I entered this week with a bit of trepidation. You see about a year and a half ago Aaron and I were both just getting in to mixing cocktails. We decided that with the 4th of July fast approaching we should throw a party and feature gin drinks. Being new to the game we both looked around on the net and found some drinks that sounded good. The Aviation was one of the ones we chose and we stocked up on Maraschino and lemons, being gin lovers we had plenty of that on hand. We used Regan’s recipe from the Joy of Mixology and whipped up our first batch. The results were, well, unexpected. Since neither of us had ever had Maraschino before we had no preconceived notion of what this drink might taste like. Those of you familiar with the flavor of Maraschino likely know where I’m going with this. This liqueur has a certain funk to it. The taste is most certainly an aquired one and not what you’re expecting when you hear the words cherry liqueur.
So, to wrap up that little tale I haven’t mixed one since. But I knew, deep down, that there must be some merit to this cocktail for it to have survived as long as it has. So on the tasting schedule it went. The first recipe I tried was Regan’s, again. This time I think my pallate has matured because I quite enjoyed the flavor of the Marachino. That said I don’t feel that this recipe is particularly balanced. The Luxardo (my Maraschino of choice) completely eclipses the flavor of the lemon juice and the gin (Plymouth) barely shines through as well. A good start, but I think we can do better.
Next I sampled the recipe from David Wondrich’s Killer Cocktails.
Aviation (Killer Cocktails)
2 oz Gin
2 tsp Maraschino
3/4 oz Lemon Juice
This recipe makes a drink that is much more sour and the gin really shines through in this one. However, still not the balance that I’m looking for. I felt the drink could use a touch more sweetness (provided by the increased Maraschino in Regan’s recipe) so I mixed up another, this time adding 1 tsp of simple syrup. This additional sweetness however, masked the lemon’s sourness almost completely. D’Oh! Still not what I’m looking for. As a side note, the recipe from Killer Cocktails is nearly identical to the one in Vintage Cocktails and Spirits, so I chose not to make both.

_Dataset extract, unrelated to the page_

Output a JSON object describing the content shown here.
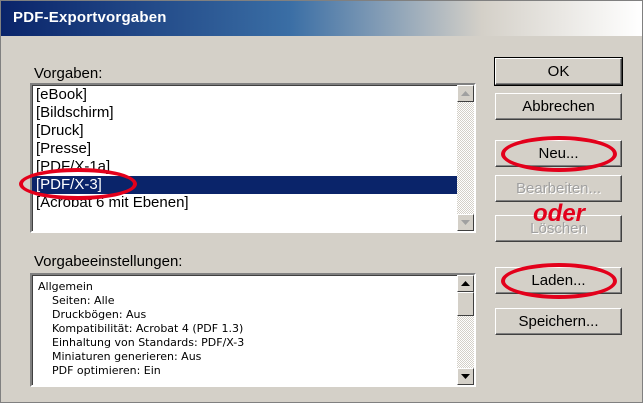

Next I decided to try a recipe posted by Dan in the comments on my initial Aviation post.
Aviation (a la Dan)
2 oz Gin
1 oz Lemon Juice
1/2 oz Maraschino
Tiny Dash of Simple Syrup (~1/2 tsp)
This, my friends, is the Aviation I’d been looking for. The drink is much more balanced with enough sweetness coming from the Maraschino and tiny dash of simple syrup. The sourness is present and bold, but not over powering and you still get enough of the pleasing Maraschino funkiness. My only remaining problem was that the Plymouth was masked for the most part. Thankfully I have lots of other gins to choose from and quickly remedied the situation with some Juniper Green. This recipe is the one that will go down in the Cocktail Hacker tome of knowledge as my preferred recipe. Thanks for the excellent tip Dan.
But wait! You must be wondering what happened with the search for Creme de Violette. In short, I struck out. I checked the four largest liquor stores in the Boulder area and none had it in stock. Even DaveCo, the largest liquor store in the world which claims to have everything, had none. In fact, they hadn’t ever heard of it. Liquor Mart offered to special order a bottle but said it would take a least a week to arrive. I’m not that patient folks. So, I turned to the interwebs and found that Sam’s Wine had it in stock. However, due to a typing error on my part the bottle didn’t ship until Thursday. So…I’ll be putting up another post next week discussing the recipes that lean more toward the classic.